The Innovation Award Paper

The musical interface presented in the paper “Felt Sound: A Shared Musical Experience for the Deaf and Hard of Hearing” uses American Sign Language, so non-musical communicative gestures feature as input alongside musical gestures (see Figure 1). It is a movement-based digital music instrument, specifically designed for inclusive performance. It aims to provide a shared musical experience for both deaf and hard of hearing individuals and those who are not.

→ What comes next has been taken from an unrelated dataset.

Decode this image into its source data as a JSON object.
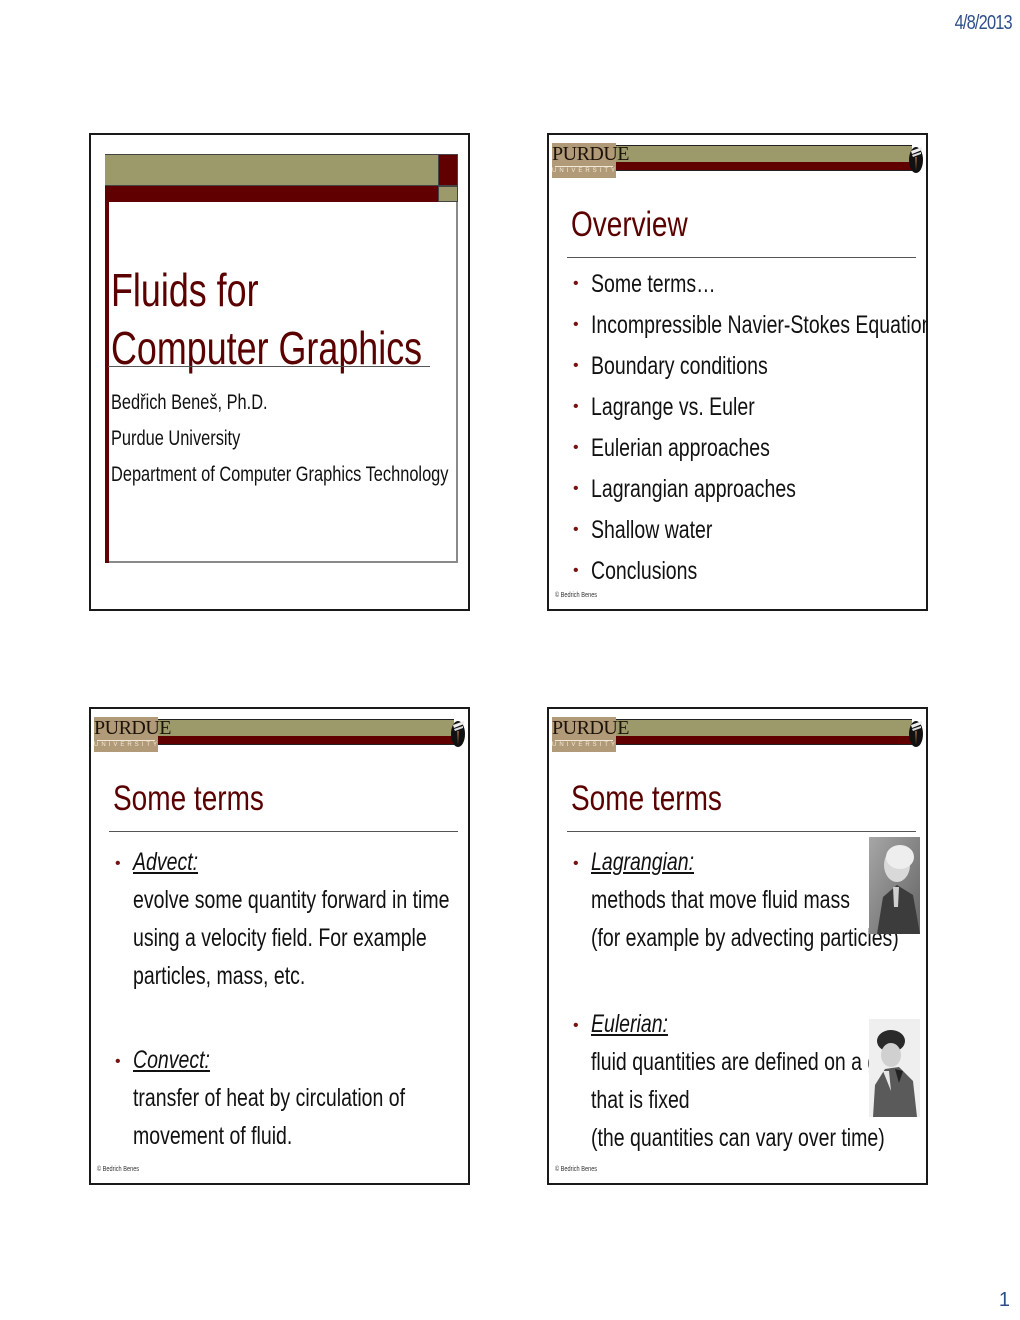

Those hard of hearing are able to physically experience the vibrations, nuances, contours, as well as their correspondences with the hand gestures while those who are not hard of hearing can also experience the sound. The same physical vibrations are shared by everyone. Enabling shared experiences among people with diverse abilities shows how we can benefit from and contribute to increased accessibility, inclusivity, and collaboration.

Figure 1. Gesture-to-Sound Mapping (Cavdir & Wang, 2020).
Figure 1. Gesture-to-Sound Mapping (Cavdir & Wang, 2020).

The Honorary Mention

“Encoding the Khipu_“ is a work that imbues a historical, information processing artefact with tangible computing affordances to elicit narratives that symbolically restore and vindicate ancestral Andean memories. The khipu was an information processing and transmission device used by the Incas and previous Andean societies. According to Patricia Cadavid, Western reading and vision of Khipus would be obsessed with establishing numerical and mathematical logics in them and turning them into codes without a message.

Figure 2. Left: Ancient Andean Khipu. Right: Electronic Khipu (Cadavid Hinojosa, 2020).
Figure 2. Left: Ancient Andean Khipu. Right: Electronic Khipu (Cadavid Hinojosa, 2020).

By creating a musical instrument (see Figure 2), Patricia Cadavid is not only sharing her knowledge about old instruments, but is also expanding this numerical logic with musical meaning. Cadavid calls the electronic khipu a tangible live coding interface since the khipu, even transformed into a NIME, would still be a computer and the sound results would vary in real time according to the coding made by the knotwork and the different values produced when the strings are tightened. Its decolonial aesthetic opens NIME up to powerful questions of cultural agency and historical perspectives.

The Prizes and Final Words

A Bela Starter Kit, and a copy of Franziska Schroeder’s edited book “Soundweaving - Writings on Omprovisation” were rewarded to Doga Cavdir. Patricia Cadavid was offered a set of Bela Trill sensors. All in all, we are very happy that the Pamela Z Award for Innovation continued this year and we hope it will do so in the following years. We are thankful to all those who support the initiative and help to make it happen! See you next year at NIME 2021 in Shanghai, China!


  • Cadavid Hinojosa, L.P. (2020) “Knotting the memory//Encoding the Khipu_: Reuse of an ancient Andean device as a NIME”, in Proceedings of NIME, Birmingham, United Kingdom. p. 495–498.
  • Cavdir, D., Wang, G. (2020) “Felt Sound: A Shared Musical Experience for the Deaf and Hard of Hearing”, in Proceedings of NIME, Birmingham, United Kingdom. p. 176–181.
  • Schroeder, F., Ó hAodha, M. (eds.) (2014) “Soundweaving - Writings on Improvisation”, Cambridge Scholars Publishing, Cambridge, United Kingdom.